But what if we aren’t in community with anyone? How do we get community?
We create it.
At its core, community building is a creative act of the will. In her recent interview with Krista Tippett for On Being, Elizabeth Gilbert, the author of Eat Pray Love and other best sellers, speaks of how we are all creators: “Creativity is innate. We are all makers, and we are descended from makers. Every human child does this naturally.”
With our own ingenuity and creativity, we can create community and take in more varied stories from the people in the community.
And there’s one more key:
Community is created by makers who have chosen curiosity over fear. Gilbert says, “Curiosity give you clues, not a destination. Interesting people are interestED people.” With curiosity at the helm, each of us can become community creators, connecting with another, asking questions and simply being curious enough to take in more varied stories of our life together on this planet.
And the more varied, the better.
Where it happens or for what reason people are connecting matters less with community building than the fact that the participants are intentional and willing to persevere past the single stories to get a broader understanding of our life together. We can do this in reading groups, on sports teams, at project meetings, on the bus, or in the neighborhood. But it gets even better when we reach further — out of our regular routes — to find those who have grown from other gardens, come into town for other reasons. As we build community with those from more varied backgrounds, the new stories are like fresh water into our stagnant ponds. Everything gets greener, more oxygenated. The clouds clear when we get curious and start listening to the stories and joyfully gathering them in.
So we have a starting place. We can overcome the single story with a resistance of curiosity, community building, and story gathering.

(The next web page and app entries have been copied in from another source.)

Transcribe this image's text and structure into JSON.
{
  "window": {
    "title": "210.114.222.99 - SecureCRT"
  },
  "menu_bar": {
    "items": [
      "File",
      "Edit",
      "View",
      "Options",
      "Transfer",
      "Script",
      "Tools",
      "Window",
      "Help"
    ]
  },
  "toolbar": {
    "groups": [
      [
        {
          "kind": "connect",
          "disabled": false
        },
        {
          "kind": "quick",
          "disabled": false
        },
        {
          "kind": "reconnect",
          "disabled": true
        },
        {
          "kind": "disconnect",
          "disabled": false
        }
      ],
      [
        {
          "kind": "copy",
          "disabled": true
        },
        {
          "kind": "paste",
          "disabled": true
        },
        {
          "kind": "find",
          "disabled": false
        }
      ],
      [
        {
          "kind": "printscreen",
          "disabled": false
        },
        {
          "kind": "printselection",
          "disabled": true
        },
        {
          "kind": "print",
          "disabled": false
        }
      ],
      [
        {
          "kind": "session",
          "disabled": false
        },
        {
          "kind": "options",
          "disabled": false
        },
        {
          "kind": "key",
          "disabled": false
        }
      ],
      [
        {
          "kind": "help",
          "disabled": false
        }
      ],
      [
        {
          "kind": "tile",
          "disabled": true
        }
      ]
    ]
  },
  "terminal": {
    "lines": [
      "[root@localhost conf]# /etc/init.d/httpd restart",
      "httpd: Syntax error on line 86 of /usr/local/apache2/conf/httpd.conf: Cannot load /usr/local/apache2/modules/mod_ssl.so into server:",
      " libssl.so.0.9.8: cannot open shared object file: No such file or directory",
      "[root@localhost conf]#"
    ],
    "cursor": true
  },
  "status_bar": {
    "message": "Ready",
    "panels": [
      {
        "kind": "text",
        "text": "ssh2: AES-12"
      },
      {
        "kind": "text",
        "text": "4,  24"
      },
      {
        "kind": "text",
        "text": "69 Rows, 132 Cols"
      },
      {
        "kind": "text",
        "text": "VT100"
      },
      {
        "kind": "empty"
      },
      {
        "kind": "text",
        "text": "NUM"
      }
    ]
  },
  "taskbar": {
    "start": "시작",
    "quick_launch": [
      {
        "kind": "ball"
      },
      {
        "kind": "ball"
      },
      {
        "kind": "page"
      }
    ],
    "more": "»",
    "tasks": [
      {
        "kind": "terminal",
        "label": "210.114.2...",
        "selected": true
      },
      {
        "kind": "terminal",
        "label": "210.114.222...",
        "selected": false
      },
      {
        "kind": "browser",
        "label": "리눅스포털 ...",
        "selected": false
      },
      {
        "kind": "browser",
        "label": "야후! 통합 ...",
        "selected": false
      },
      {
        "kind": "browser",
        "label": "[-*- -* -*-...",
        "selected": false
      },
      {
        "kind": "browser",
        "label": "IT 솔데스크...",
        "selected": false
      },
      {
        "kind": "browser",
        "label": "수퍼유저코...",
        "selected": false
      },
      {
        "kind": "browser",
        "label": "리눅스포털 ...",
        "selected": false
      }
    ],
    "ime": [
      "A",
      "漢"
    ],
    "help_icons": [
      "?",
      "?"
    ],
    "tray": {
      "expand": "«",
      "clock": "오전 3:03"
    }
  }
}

We can refuse fear and choose curiosity. We can fight the heavy with the light. We can transform a “them” into an “us.”